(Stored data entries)
+-------+

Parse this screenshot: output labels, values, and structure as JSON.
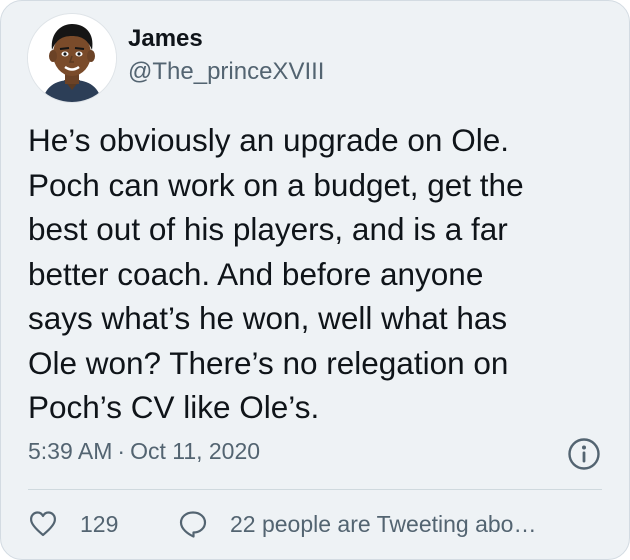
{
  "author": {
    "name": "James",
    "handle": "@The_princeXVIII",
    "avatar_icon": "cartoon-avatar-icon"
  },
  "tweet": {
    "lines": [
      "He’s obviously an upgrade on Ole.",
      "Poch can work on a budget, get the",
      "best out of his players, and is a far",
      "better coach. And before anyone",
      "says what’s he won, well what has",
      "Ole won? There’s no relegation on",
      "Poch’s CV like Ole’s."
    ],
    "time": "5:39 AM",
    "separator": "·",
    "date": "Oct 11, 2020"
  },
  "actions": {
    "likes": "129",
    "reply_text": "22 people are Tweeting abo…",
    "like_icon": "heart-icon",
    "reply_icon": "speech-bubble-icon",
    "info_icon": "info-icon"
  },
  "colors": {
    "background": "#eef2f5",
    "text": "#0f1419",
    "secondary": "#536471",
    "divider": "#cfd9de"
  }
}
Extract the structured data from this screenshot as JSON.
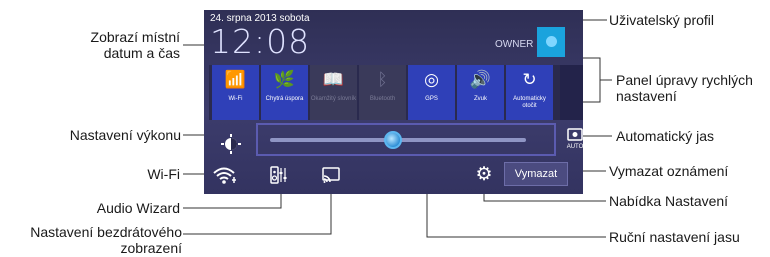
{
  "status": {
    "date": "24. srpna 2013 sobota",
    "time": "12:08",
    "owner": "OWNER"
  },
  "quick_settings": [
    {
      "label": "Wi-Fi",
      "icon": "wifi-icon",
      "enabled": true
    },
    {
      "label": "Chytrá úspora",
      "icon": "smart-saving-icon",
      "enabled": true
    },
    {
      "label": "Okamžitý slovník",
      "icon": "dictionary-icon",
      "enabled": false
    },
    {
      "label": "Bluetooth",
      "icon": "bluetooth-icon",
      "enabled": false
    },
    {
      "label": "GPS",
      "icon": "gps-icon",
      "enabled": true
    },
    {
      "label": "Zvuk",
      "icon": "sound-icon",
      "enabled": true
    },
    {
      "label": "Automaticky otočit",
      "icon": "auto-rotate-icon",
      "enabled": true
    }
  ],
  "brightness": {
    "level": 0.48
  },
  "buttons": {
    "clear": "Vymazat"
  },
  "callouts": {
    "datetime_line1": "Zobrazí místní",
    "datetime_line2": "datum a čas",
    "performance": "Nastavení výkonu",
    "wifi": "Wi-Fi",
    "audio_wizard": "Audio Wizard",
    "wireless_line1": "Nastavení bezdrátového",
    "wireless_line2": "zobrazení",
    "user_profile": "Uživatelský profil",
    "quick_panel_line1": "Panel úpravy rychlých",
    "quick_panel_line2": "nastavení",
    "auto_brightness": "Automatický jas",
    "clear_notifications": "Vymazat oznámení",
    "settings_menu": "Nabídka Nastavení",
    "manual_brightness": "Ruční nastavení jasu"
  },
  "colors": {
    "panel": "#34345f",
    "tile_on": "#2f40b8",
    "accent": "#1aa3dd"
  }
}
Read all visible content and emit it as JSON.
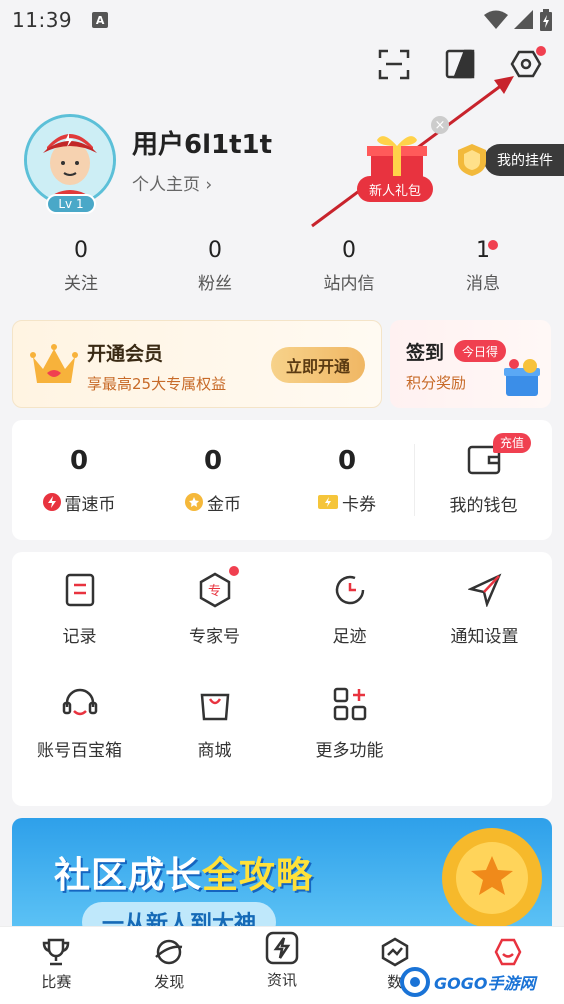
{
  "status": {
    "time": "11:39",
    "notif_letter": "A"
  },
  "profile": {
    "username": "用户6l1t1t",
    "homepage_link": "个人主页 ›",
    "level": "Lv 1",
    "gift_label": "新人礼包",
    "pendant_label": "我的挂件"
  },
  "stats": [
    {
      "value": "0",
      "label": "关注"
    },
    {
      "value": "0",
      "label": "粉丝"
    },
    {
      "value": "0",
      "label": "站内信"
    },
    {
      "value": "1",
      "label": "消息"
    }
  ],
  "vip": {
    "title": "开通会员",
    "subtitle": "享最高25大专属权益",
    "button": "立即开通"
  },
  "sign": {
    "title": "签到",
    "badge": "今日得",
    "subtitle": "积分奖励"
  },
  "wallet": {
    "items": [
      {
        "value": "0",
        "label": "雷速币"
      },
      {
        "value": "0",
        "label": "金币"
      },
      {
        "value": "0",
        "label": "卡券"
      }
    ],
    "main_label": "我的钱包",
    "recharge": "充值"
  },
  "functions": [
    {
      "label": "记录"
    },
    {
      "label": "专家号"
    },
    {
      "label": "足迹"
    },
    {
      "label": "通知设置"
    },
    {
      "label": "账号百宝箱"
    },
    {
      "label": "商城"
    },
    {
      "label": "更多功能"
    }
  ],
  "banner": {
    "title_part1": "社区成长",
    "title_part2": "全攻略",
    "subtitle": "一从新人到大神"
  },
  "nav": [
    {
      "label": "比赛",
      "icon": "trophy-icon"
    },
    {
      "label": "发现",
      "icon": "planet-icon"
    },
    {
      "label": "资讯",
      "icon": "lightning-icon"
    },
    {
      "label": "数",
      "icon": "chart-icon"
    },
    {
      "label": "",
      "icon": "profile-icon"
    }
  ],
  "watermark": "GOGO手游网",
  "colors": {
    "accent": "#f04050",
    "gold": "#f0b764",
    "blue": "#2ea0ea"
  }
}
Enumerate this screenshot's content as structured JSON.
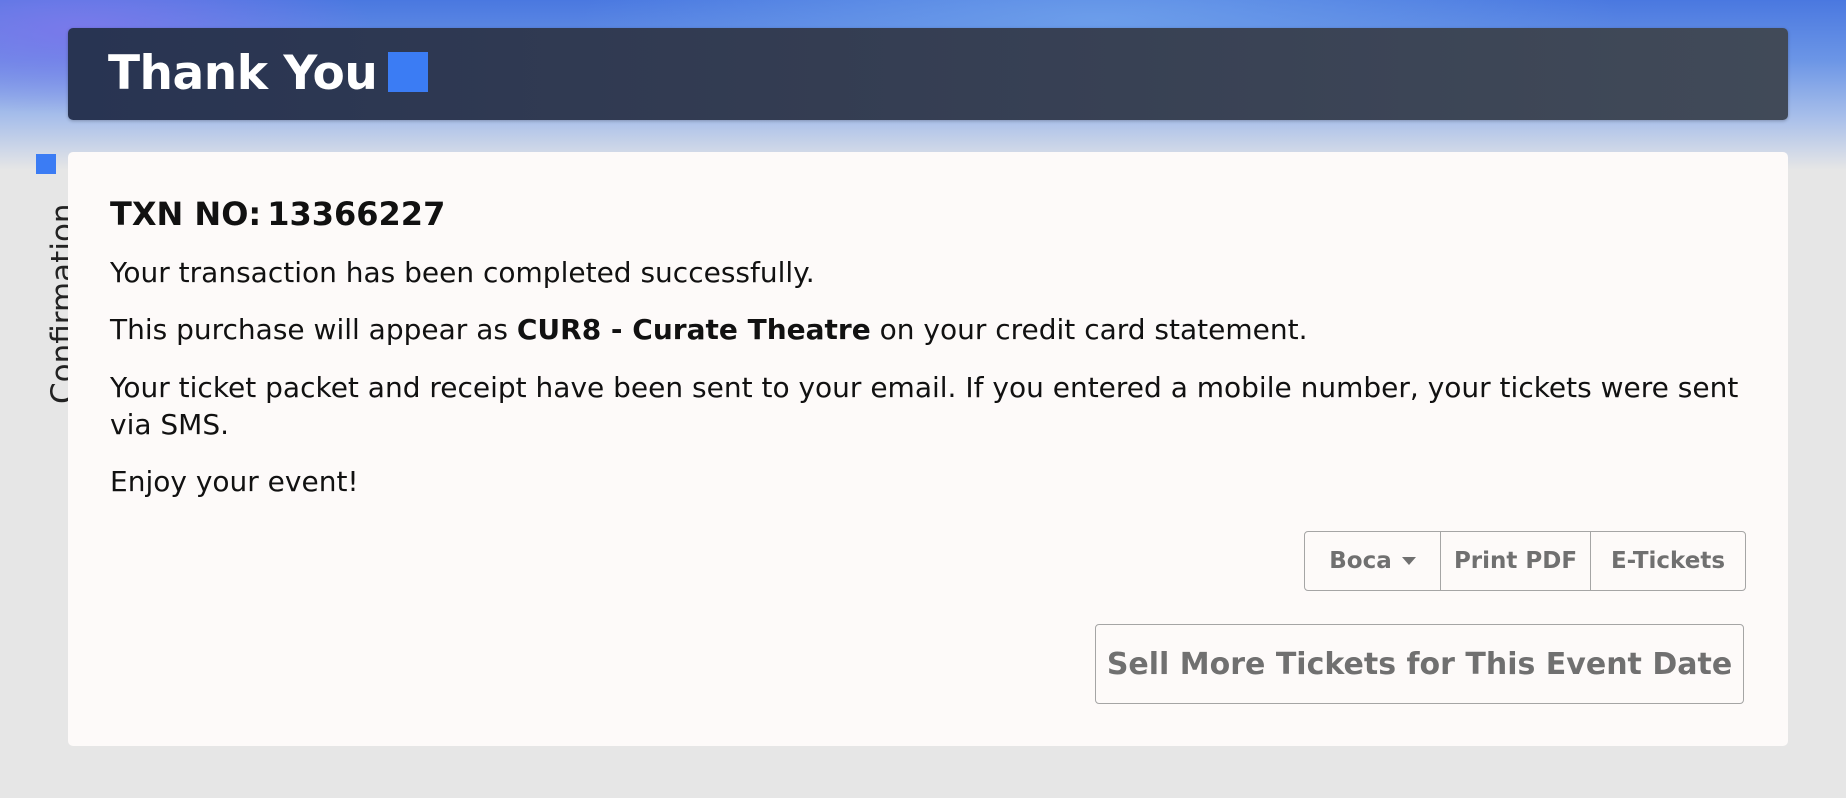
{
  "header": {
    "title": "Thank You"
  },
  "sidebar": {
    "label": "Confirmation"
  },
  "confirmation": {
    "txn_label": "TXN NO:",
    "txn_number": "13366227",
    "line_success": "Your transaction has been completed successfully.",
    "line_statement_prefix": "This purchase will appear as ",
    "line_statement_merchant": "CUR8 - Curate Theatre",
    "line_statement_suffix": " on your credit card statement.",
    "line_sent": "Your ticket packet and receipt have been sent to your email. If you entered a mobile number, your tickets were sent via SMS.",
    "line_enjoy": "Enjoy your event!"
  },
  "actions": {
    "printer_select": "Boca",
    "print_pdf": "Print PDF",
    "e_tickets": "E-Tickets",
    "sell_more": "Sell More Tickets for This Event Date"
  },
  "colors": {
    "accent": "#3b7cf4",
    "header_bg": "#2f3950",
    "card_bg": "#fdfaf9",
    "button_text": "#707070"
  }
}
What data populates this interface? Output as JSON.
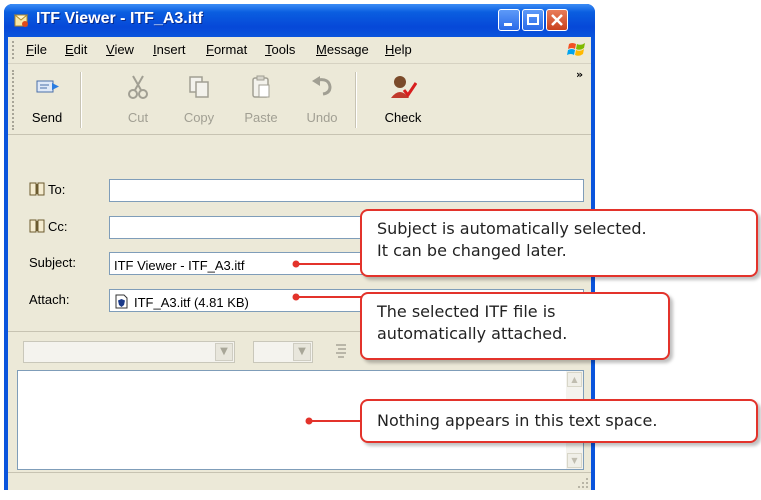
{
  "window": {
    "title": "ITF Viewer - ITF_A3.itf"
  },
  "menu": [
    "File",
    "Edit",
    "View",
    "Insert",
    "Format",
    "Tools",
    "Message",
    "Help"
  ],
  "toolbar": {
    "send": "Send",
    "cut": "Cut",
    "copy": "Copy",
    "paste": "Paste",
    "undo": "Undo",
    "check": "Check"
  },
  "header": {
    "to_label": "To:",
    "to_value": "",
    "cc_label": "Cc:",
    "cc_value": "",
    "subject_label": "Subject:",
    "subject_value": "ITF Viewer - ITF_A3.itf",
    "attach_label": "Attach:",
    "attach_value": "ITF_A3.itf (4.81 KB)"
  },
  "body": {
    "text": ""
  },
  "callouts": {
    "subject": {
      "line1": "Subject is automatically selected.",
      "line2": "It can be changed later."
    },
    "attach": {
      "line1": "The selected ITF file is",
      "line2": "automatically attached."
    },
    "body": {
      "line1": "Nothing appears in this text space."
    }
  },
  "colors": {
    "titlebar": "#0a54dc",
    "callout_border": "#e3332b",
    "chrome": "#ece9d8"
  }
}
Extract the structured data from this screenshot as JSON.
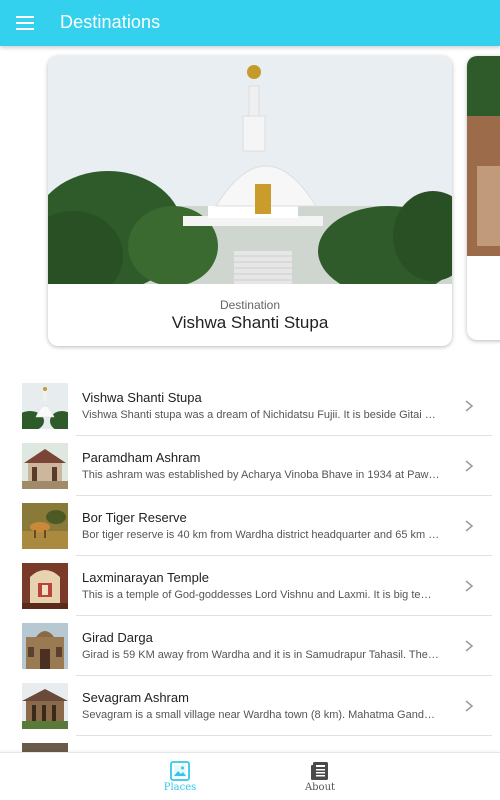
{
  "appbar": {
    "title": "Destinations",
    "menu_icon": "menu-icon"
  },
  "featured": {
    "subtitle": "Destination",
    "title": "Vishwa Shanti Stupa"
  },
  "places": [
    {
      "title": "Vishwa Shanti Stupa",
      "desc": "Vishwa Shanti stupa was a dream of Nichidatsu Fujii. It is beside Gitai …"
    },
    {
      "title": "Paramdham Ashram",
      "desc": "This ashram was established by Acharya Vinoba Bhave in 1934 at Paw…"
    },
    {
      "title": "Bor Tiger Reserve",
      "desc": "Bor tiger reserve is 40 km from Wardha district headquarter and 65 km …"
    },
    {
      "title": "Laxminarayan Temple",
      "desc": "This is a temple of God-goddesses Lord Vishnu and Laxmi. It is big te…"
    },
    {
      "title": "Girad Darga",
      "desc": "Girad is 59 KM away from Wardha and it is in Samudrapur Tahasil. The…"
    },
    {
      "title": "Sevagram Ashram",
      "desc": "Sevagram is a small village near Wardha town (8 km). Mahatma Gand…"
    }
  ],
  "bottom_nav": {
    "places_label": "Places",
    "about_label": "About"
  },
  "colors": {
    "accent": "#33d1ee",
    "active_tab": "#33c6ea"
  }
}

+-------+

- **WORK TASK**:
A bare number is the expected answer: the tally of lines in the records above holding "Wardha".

- **PROBLEM SOLUTION**:
3